▶ _PROBLEM STATEMENT_
Every entry must be repeated exactly. Exclude all pictures.

▶ _TASK MATERIAL_
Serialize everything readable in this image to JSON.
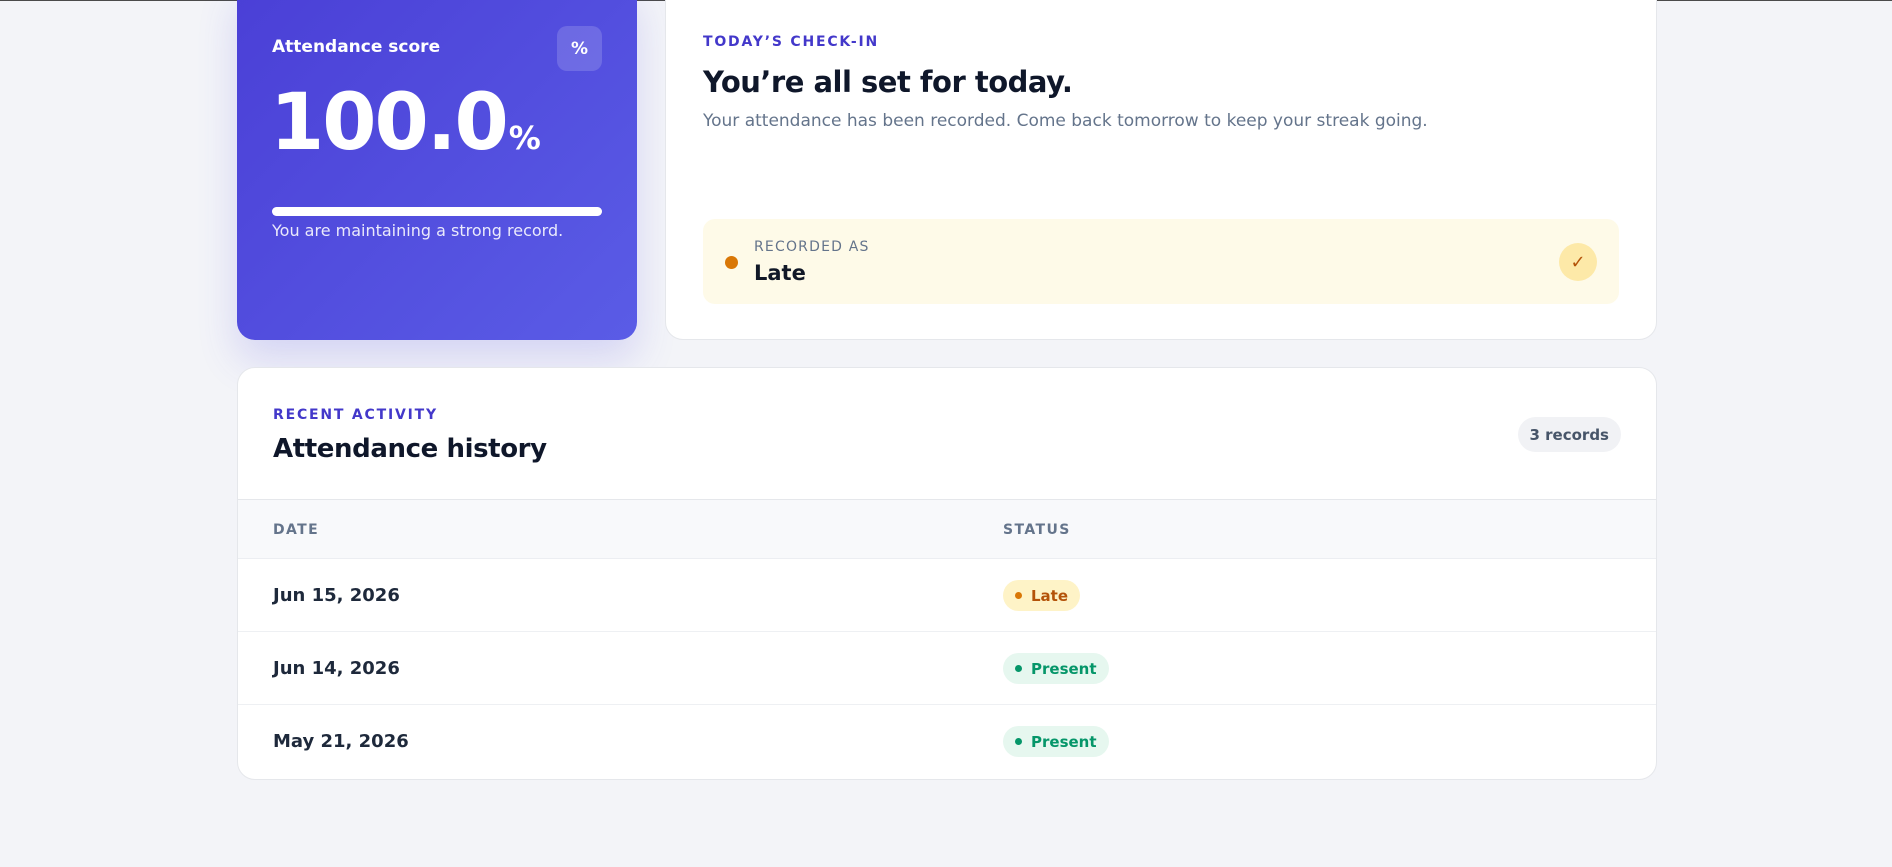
{
  "score": {
    "title": "Attendance score",
    "badge": "%",
    "value": "100.0",
    "unit": "%",
    "progress_fraction": 1.0,
    "note": "You are maintaining a strong record."
  },
  "checkin": {
    "eyebrow": "TODAY’S CHECK-IN",
    "title": "You’re all set for today.",
    "subtitle": "Your attendance has been recorded. Come back tomorrow to keep your streak going.",
    "recorded_label": "RECORDED AS",
    "recorded_value": "Late",
    "check_glyph": "✓"
  },
  "history": {
    "eyebrow": "RECENT ACTIVITY",
    "title": "Attendance history",
    "count": "3 records",
    "columns": [
      "DATE",
      "STATUS"
    ],
    "rows": [
      {
        "date": "Jun 15, 2026",
        "status": "Late"
      },
      {
        "date": "Jun 14, 2026",
        "status": "Present"
      },
      {
        "date": "May 21, 2026",
        "status": "Present"
      }
    ]
  },
  "colors": {
    "accent": "#4338ca",
    "late": "#d97706",
    "present": "#059669"
  }
}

▶ _SOLVED PROBLEM_
Serialize everything readable in this image to JSON.
{
  "score": {
    "title": "Attendance score",
    "badge": "%",
    "value": "100.0",
    "unit": "%",
    "progress_fraction": 1.0,
    "note": "You are maintaining a strong record."
  },
  "checkin": {
    "eyebrow": "TODAY’S CHECK-IN",
    "title": "You’re all set for today.",
    "subtitle": "Your attendance has been recorded. Come back tomorrow to keep your streak going.",
    "recorded_label": "RECORDED AS",
    "recorded_value": "Late",
    "check_glyph": "✓"
  },
  "history": {
    "eyebrow": "RECENT ACTIVITY",
    "title": "Attendance history",
    "count": "3 records",
    "columns": [
      "DATE",
      "STATUS"
    ],
    "rows": [
      {
        "date": "Jun 15, 2026",
        "status": "Late"
      },
      {
        "date": "Jun 14, 2026",
        "status": "Present"
      },
      {
        "date": "May 21, 2026",
        "status": "Present"
      }
    ]
  },
  "colors": {
    "accent": "#4338ca",
    "late": "#d97706",
    "present": "#059669"
  }
}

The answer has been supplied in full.